• **ABOUT THIS TASK**
The answer must consist of every line from the data that holds the string "Open".

START SUPPLIED INFORMATION

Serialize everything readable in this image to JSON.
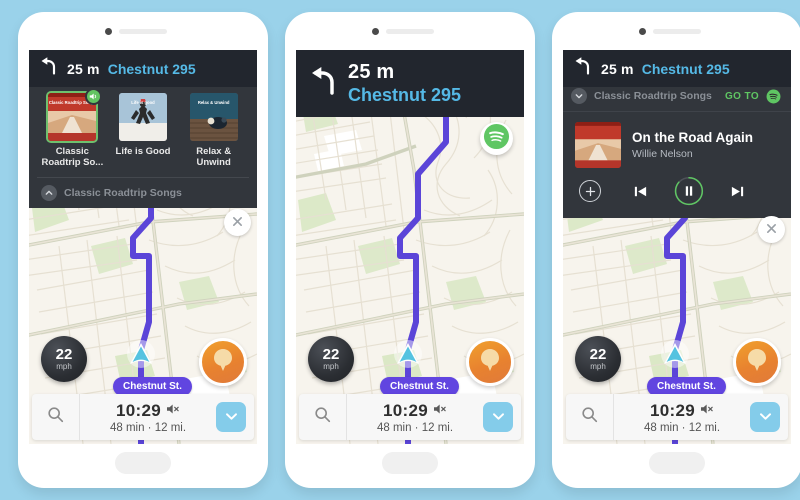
{
  "theme": {
    "background": "#9ad2ea",
    "panel_dark": "#32363c",
    "header_dark": "#22262e",
    "street_blue": "#55b9e6",
    "route_purple": "#5b45d8",
    "spotify_green": "#5fc663",
    "accent_blue": "#84ccea",
    "orange": "#e8822f"
  },
  "navigation": {
    "turn_icon": "turn-left-arrow-icon",
    "distance": "25 m",
    "street": "Chestnut 295"
  },
  "map": {
    "speedometer": {
      "value": "22",
      "unit": "mph"
    },
    "current_street_label": "Chestnut St.",
    "car_marker_icon": "car-direction-arrow-icon",
    "report_button_icon": "report-pin-icon",
    "spotify_fab_icon": "spotify-icon"
  },
  "bottom_bar": {
    "search_icon": "search-icon",
    "arrival_time": "10:29",
    "mute_icon": "speaker-muted-icon",
    "eta": "48 min · 12 mi.",
    "expand_icon": "chevron-down-icon"
  },
  "playlist_panel": {
    "albums": [
      {
        "label": "Classic Roadtrip So...",
        "art_title": "Classic Roadtrip Songs",
        "selected": true,
        "badge_icon": "speaker-playing-icon"
      },
      {
        "label": "Life is Good",
        "art_title": "Life is good",
        "selected": false
      },
      {
        "label": "Relax & Unwind",
        "art_title": "Relax & Unwind",
        "selected": false
      }
    ],
    "footer_label": "Classic Roadtrip Songs",
    "footer_icon": "chevron-up-icon",
    "close_icon": "close-icon"
  },
  "player_panel": {
    "playlist_name": "Classic Roadtrip Songs",
    "collapse_icon": "chevron-down-icon",
    "goto_label": "GO TO",
    "goto_icon": "spotify-icon",
    "album_art_title": "Classic Roadtrip Songs",
    "track_title": "On the Road Again",
    "track_artist": "Willie Nelson",
    "controls": {
      "add_icon": "plus-circle-icon",
      "previous_icon": "previous-track-icon",
      "play_pause_icon": "pause-icon",
      "next_icon": "next-track-icon"
    },
    "close_icon": "close-icon"
  },
  "phones": [
    {
      "id": "phone-playlist-browser"
    },
    {
      "id": "phone-navigation"
    },
    {
      "id": "phone-now-playing"
    }
  ]
}
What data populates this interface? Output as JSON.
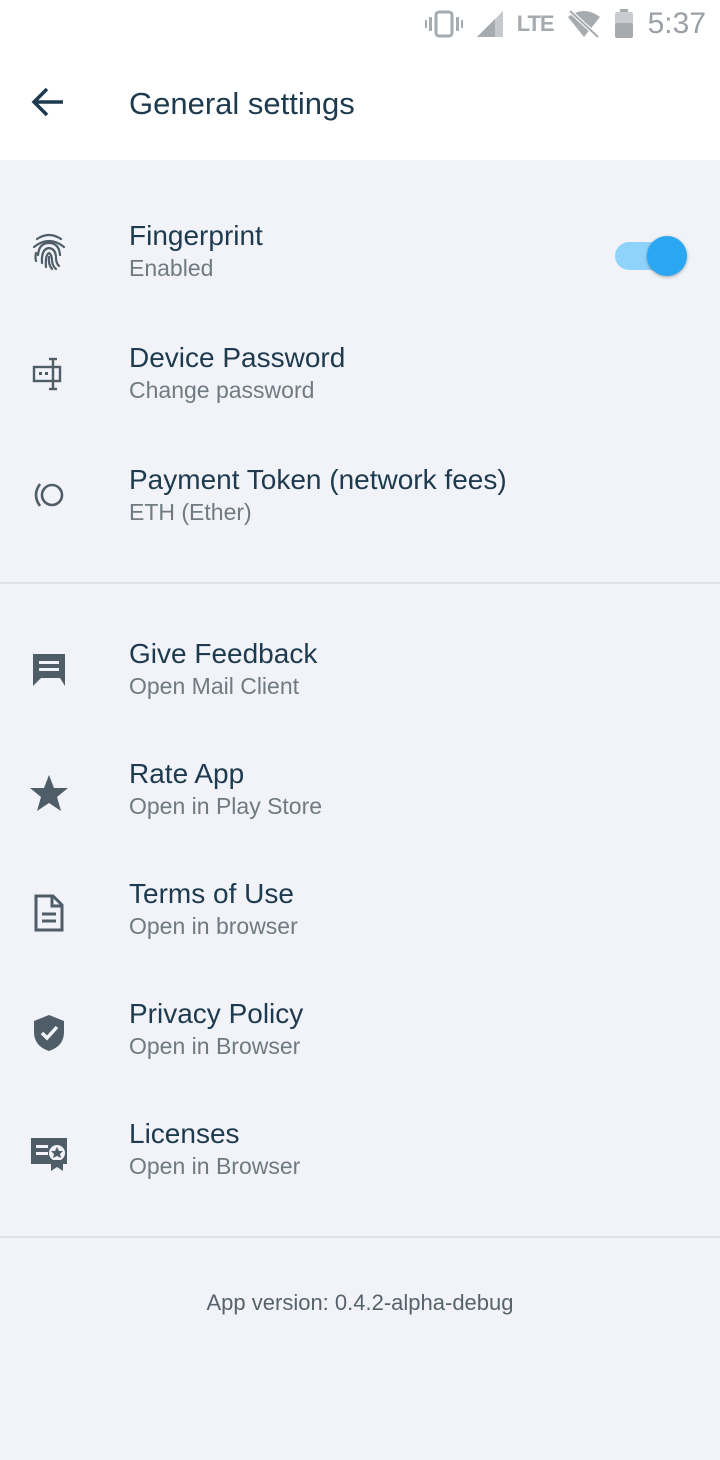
{
  "status_bar": {
    "network": "LTE",
    "time": "5:37",
    "icons": [
      "vibrate-icon",
      "signal-icon",
      "wifi-off-icon",
      "battery-icon"
    ]
  },
  "header": {
    "back_icon": "back-arrow-icon",
    "title": "General settings"
  },
  "security_section": [
    {
      "icon": "fingerprint-icon",
      "title": "Fingerprint",
      "subtitle": "Enabled",
      "toggle_on": true
    },
    {
      "icon": "password-icon",
      "title": "Device Password",
      "subtitle": "Change password"
    },
    {
      "icon": "token-icon",
      "title": "Payment Token (network fees)",
      "subtitle": "ETH (Ether)"
    }
  ],
  "info_section": [
    {
      "icon": "feedback-icon",
      "title": "Give Feedback",
      "subtitle": "Open Mail Client"
    },
    {
      "icon": "star-icon",
      "title": "Rate App",
      "subtitle": "Open in Play Store"
    },
    {
      "icon": "document-icon",
      "title": "Terms of Use",
      "subtitle": "Open in browser"
    },
    {
      "icon": "shield-icon",
      "title": "Privacy Policy",
      "subtitle": "Open in Browser"
    },
    {
      "icon": "license-icon",
      "title": "Licenses",
      "subtitle": "Open in Browser"
    }
  ],
  "footer": {
    "version": "App version: 0.4.2-alpha-debug"
  },
  "colors": {
    "background": "#f1f3f8",
    "surface": "#ffffff",
    "text_primary": "#1d3a4e",
    "text_secondary": "#6f7a82",
    "icon": "#4f5d68",
    "toggle_knob": "#2aa6f3",
    "toggle_track": "#8fd3fb"
  }
}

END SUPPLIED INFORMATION

• **TASK RESULT**
      "subtitle": "Open Mail Client"
      "subtitle": "Open in Play Store"
      "subtitle": "Open in browser"
      "subtitle": "Open in Browser"
      "subtitle": "Open in Browser"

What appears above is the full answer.